Task objective: In the records below, find every line with the word "Braid" and copy it.

Extracted material:
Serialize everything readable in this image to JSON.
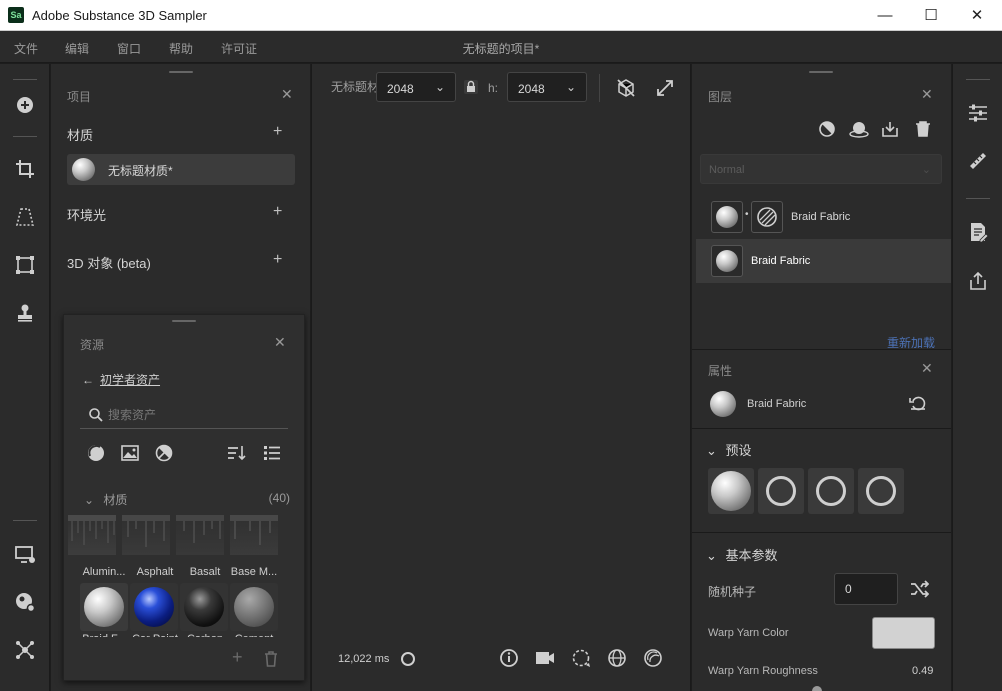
{
  "window": {
    "app_badge": "Sa",
    "title": "Adobe Substance 3D Sampler",
    "minimize": "—",
    "maximize": "☐",
    "close": "✕"
  },
  "menu": {
    "items": [
      "文件",
      "编辑",
      "窗口",
      "帮助",
      "许可证"
    ],
    "document_title": "无标题的项目*"
  },
  "project_panel": {
    "header": "项目",
    "sections": {
      "materials": "材质",
      "environment": "环境光",
      "objects_3d": "3D 对象 (beta)"
    },
    "material_item": "无标题材质*"
  },
  "assets_panel": {
    "header": "资源",
    "back_link": "初学者资产",
    "search_placeholder": "搜索资产",
    "section": "材质",
    "count": "(40)",
    "labels_row1": [
      "Alumin...",
      "Asphalt",
      "Basalt",
      "Base M..."
    ],
    "labels_row2": [
      "Braid F...",
      "Car Paint",
      "Carbon",
      "Cement"
    ]
  },
  "viewport": {
    "width_label": "无标题材",
    "width_value": "2048",
    "height_label": "h:",
    "height_value": "2048",
    "render_time": "12,022 ms"
  },
  "layers_panel": {
    "header": "图层",
    "blend_mode": "Normal",
    "layers": [
      {
        "name": "Braid Fabric",
        "selected": false
      },
      {
        "name": "Braid Fabric",
        "selected": true
      }
    ],
    "reload": "重新加载"
  },
  "properties_panel": {
    "header": "属性",
    "item_name": "Braid Fabric",
    "presets_header": "预设",
    "basic_params_header": "基本参数",
    "random_seed_label": "随机种子",
    "random_seed_value": "0",
    "warp_color_label": "Warp Yarn Color",
    "warp_color": "#d2d2d2",
    "warp_roughness_label": "Warp Yarn Roughness",
    "warp_roughness_value": "0.49"
  },
  "colors": {
    "panel_bg": "#2b2b2b",
    "link": "#4c72b6"
  }
}
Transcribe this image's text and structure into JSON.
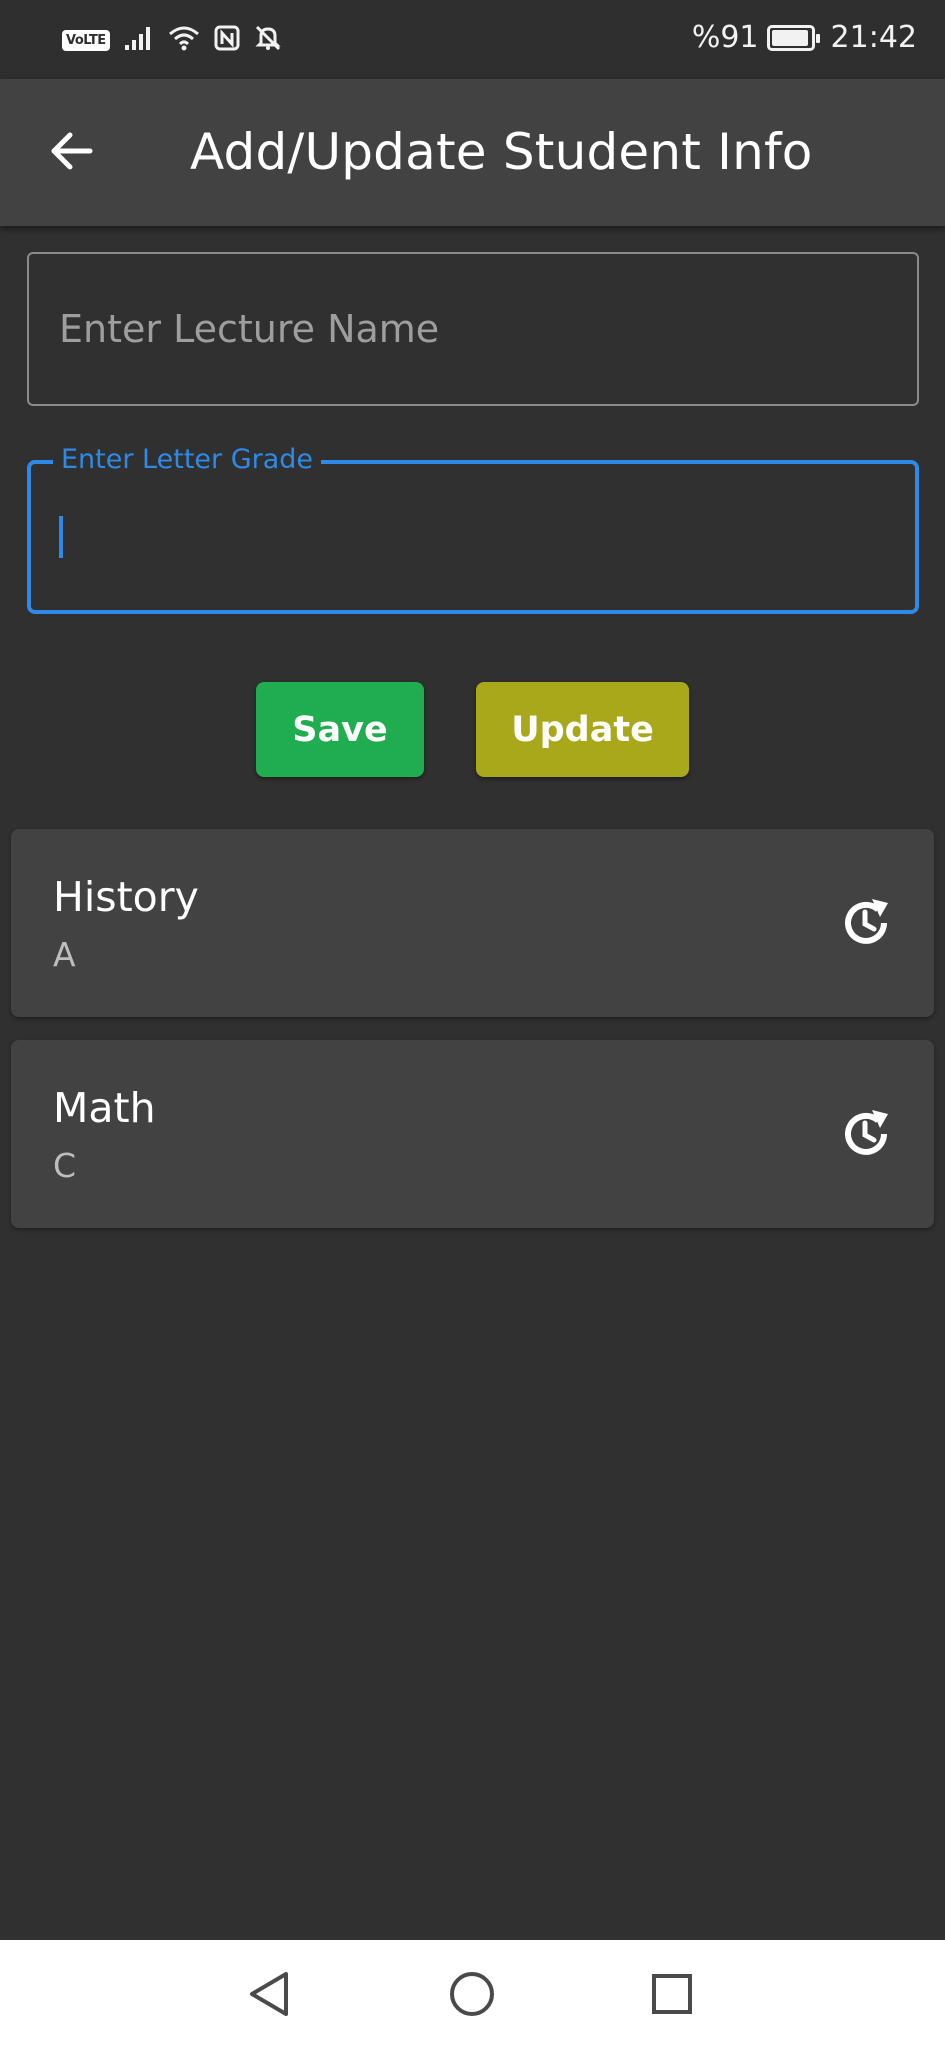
{
  "status_bar": {
    "volte_label": "VoLTE",
    "battery_text": "%91",
    "time": "21:42",
    "icons": [
      "signal-icon",
      "wifi-icon",
      "nfc-icon",
      "bell-off-icon",
      "battery-charging-icon"
    ]
  },
  "app_bar": {
    "title": "Add/Update Student Info",
    "back_icon": "arrow-left-icon"
  },
  "form": {
    "lecture_field": {
      "placeholder": "Enter Lecture Name",
      "value": ""
    },
    "grade_field": {
      "label": "Enter Letter Grade",
      "value": "",
      "focused": true
    }
  },
  "actions": {
    "save_label": "Save",
    "update_label": "Update"
  },
  "records": [
    {
      "lecture": "History",
      "grade": "A",
      "action_icon": "history-icon"
    },
    {
      "lecture": "Math",
      "grade": "C",
      "action_icon": "history-icon"
    }
  ],
  "nav": {
    "icons": [
      "back-triangle-icon",
      "home-circle-icon",
      "recents-square-icon"
    ]
  },
  "colors": {
    "background": "#303030",
    "app_bar": "#424242",
    "accent_focus": "#2e8ae6",
    "save": "#1fad4f",
    "update": "#a9a81a",
    "card": "#424242"
  }
}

Completed task:
      "Braid F...",
        "name": "Braid Fabric",
        "name": "Braid Fabric",
    "item_name": "Braid Fabric",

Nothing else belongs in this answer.